#### Records for this task
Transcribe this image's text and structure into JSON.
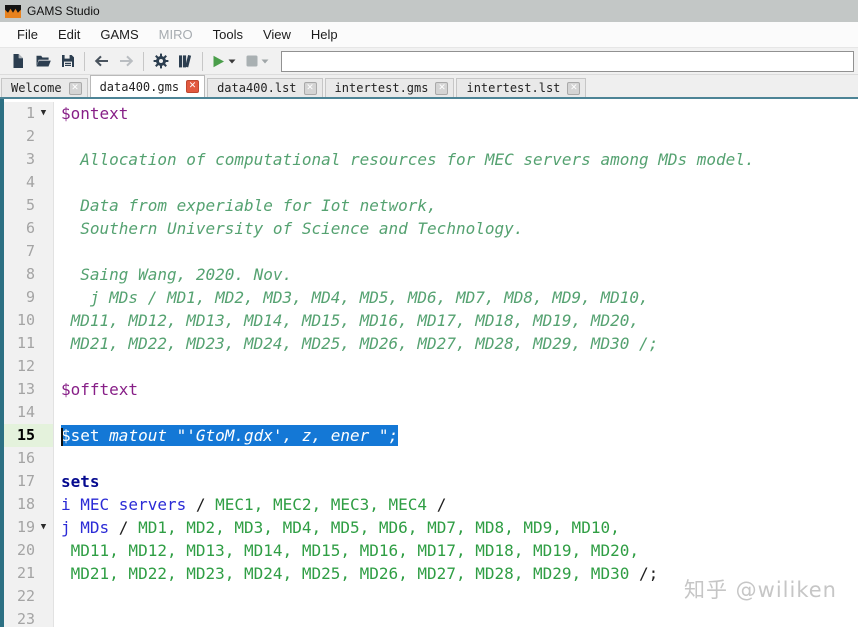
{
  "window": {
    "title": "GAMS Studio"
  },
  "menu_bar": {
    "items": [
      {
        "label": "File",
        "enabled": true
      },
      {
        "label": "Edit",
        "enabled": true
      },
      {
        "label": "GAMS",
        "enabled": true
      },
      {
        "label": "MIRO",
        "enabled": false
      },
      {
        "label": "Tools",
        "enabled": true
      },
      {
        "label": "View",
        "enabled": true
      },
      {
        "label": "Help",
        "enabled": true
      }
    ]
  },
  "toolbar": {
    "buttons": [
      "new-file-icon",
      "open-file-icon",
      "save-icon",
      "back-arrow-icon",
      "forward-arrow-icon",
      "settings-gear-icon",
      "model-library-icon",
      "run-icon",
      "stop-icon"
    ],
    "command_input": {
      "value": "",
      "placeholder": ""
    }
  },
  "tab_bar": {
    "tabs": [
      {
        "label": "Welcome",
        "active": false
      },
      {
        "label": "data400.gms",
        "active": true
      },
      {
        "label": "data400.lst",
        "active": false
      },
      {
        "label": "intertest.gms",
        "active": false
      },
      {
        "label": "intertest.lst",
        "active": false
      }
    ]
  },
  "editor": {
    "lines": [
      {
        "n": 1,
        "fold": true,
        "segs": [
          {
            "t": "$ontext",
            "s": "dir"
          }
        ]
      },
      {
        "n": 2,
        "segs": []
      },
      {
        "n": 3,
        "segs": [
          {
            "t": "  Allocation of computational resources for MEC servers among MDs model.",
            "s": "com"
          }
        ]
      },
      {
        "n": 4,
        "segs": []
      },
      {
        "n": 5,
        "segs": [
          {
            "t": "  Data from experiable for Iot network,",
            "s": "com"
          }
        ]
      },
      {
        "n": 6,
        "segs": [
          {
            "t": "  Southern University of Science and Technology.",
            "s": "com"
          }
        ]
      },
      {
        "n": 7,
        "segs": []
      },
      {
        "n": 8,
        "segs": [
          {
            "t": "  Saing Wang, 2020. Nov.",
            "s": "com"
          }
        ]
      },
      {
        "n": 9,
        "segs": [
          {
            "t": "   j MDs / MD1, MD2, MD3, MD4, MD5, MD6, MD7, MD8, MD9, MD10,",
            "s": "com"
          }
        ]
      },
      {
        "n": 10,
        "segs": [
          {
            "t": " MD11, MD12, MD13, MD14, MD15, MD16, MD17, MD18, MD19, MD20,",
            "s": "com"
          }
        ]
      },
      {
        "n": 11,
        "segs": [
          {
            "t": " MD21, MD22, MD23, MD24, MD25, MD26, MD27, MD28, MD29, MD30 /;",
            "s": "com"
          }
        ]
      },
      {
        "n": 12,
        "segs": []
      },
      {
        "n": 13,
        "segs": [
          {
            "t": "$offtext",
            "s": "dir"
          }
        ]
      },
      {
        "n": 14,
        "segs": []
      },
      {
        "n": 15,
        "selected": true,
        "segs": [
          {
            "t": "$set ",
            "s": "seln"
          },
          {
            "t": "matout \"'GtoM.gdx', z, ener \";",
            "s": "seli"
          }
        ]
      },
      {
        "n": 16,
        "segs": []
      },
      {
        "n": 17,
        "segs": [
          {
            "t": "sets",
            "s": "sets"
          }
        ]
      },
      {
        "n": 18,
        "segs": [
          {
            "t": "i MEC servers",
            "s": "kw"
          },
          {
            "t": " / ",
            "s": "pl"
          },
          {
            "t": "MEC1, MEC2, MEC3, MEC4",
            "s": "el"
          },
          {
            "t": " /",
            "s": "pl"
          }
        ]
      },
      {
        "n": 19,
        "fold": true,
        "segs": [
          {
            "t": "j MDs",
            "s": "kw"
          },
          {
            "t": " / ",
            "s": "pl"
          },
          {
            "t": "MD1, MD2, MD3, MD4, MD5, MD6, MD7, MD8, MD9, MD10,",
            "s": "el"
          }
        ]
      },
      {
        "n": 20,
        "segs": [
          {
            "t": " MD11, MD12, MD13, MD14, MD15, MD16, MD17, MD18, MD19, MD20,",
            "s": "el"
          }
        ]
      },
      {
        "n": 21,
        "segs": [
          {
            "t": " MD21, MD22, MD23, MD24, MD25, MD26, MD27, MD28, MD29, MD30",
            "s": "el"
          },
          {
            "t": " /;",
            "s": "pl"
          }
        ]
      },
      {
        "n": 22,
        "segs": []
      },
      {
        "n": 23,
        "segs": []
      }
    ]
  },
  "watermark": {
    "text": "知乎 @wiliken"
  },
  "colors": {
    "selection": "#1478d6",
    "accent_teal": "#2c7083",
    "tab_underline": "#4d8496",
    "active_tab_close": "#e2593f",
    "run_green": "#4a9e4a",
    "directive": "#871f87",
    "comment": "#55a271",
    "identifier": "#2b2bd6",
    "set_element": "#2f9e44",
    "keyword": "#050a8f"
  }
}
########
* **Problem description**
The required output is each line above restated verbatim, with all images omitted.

* **Exercise output**
Transcribe this image's text and structure into JSON.
{
  "window": {
    "title": "GAMS Studio"
  },
  "menu_bar": {
    "items": [
      {
        "label": "File",
        "enabled": true
      },
      {
        "label": "Edit",
        "enabled": true
      },
      {
        "label": "GAMS",
        "enabled": true
      },
      {
        "label": "MIRO",
        "enabled": false
      },
      {
        "label": "Tools",
        "enabled": true
      },
      {
        "label": "View",
        "enabled": true
      },
      {
        "label": "Help",
        "enabled": true
      }
    ]
  },
  "toolbar": {
    "buttons": [
      "new-file-icon",
      "open-file-icon",
      "save-icon",
      "back-arrow-icon",
      "forward-arrow-icon",
      "settings-gear-icon",
      "model-library-icon",
      "run-icon",
      "stop-icon"
    ],
    "command_input": {
      "value": "",
      "placeholder": ""
    }
  },
  "tab_bar": {
    "tabs": [
      {
        "label": "Welcome",
        "active": false
      },
      {
        "label": "data400.gms",
        "active": true
      },
      {
        "label": "data400.lst",
        "active": false
      },
      {
        "label": "intertest.gms",
        "active": false
      },
      {
        "label": "intertest.lst",
        "active": false
      }
    ]
  },
  "editor": {
    "lines": [
      {
        "n": 1,
        "fold": true,
        "segs": [
          {
            "t": "$ontext",
            "s": "dir"
          }
        ]
      },
      {
        "n": 2,
        "segs": []
      },
      {
        "n": 3,
        "segs": [
          {
            "t": "  Allocation of computational resources for MEC servers among MDs model.",
            "s": "com"
          }
        ]
      },
      {
        "n": 4,
        "segs": []
      },
      {
        "n": 5,
        "segs": [
          {
            "t": "  Data from experiable for Iot network,",
            "s": "com"
          }
        ]
      },
      {
        "n": 6,
        "segs": [
          {
            "t": "  Southern University of Science and Technology.",
            "s": "com"
          }
        ]
      },
      {
        "n": 7,
        "segs": []
      },
      {
        "n": 8,
        "segs": [
          {
            "t": "  Saing Wang, 2020. Nov.",
            "s": "com"
          }
        ]
      },
      {
        "n": 9,
        "segs": [
          {
            "t": "   j MDs / MD1, MD2, MD3, MD4, MD5, MD6, MD7, MD8, MD9, MD10,",
            "s": "com"
          }
        ]
      },
      {
        "n": 10,
        "segs": [
          {
            "t": " MD11, MD12, MD13, MD14, MD15, MD16, MD17, MD18, MD19, MD20,",
            "s": "com"
          }
        ]
      },
      {
        "n": 11,
        "segs": [
          {
            "t": " MD21, MD22, MD23, MD24, MD25, MD26, MD27, MD28, MD29, MD30 /;",
            "s": "com"
          }
        ]
      },
      {
        "n": 12,
        "segs": []
      },
      {
        "n": 13,
        "segs": [
          {
            "t": "$offtext",
            "s": "dir"
          }
        ]
      },
      {
        "n": 14,
        "segs": []
      },
      {
        "n": 15,
        "selected": true,
        "segs": [
          {
            "t": "$set ",
            "s": "seln"
          },
          {
            "t": "matout \"'GtoM.gdx', z, ener \";",
            "s": "seli"
          }
        ]
      },
      {
        "n": 16,
        "segs": []
      },
      {
        "n": 17,
        "segs": [
          {
            "t": "sets",
            "s": "sets"
          }
        ]
      },
      {
        "n": 18,
        "segs": [
          {
            "t": "i MEC servers",
            "s": "kw"
          },
          {
            "t": " / ",
            "s": "pl"
          },
          {
            "t": "MEC1, MEC2, MEC3, MEC4",
            "s": "el"
          },
          {
            "t": " /",
            "s": "pl"
          }
        ]
      },
      {
        "n": 19,
        "fold": true,
        "segs": [
          {
            "t": "j MDs",
            "s": "kw"
          },
          {
            "t": " / ",
            "s": "pl"
          },
          {
            "t": "MD1, MD2, MD3, MD4, MD5, MD6, MD7, MD8, MD9, MD10,",
            "s": "el"
          }
        ]
      },
      {
        "n": 20,
        "segs": [
          {
            "t": " MD11, MD12, MD13, MD14, MD15, MD16, MD17, MD18, MD19, MD20,",
            "s": "el"
          }
        ]
      },
      {
        "n": 21,
        "segs": [
          {
            "t": " MD21, MD22, MD23, MD24, MD25, MD26, MD27, MD28, MD29, MD30",
            "s": "el"
          },
          {
            "t": " /;",
            "s": "pl"
          }
        ]
      },
      {
        "n": 22,
        "segs": []
      },
      {
        "n": 23,
        "segs": []
      }
    ]
  },
  "watermark": {
    "text": "知乎 @wiliken"
  },
  "colors": {
    "selection": "#1478d6",
    "accent_teal": "#2c7083",
    "tab_underline": "#4d8496",
    "active_tab_close": "#e2593f",
    "run_green": "#4a9e4a",
    "directive": "#871f87",
    "comment": "#55a271",
    "identifier": "#2b2bd6",
    "set_element": "#2f9e44",
    "keyword": "#050a8f"
  }
}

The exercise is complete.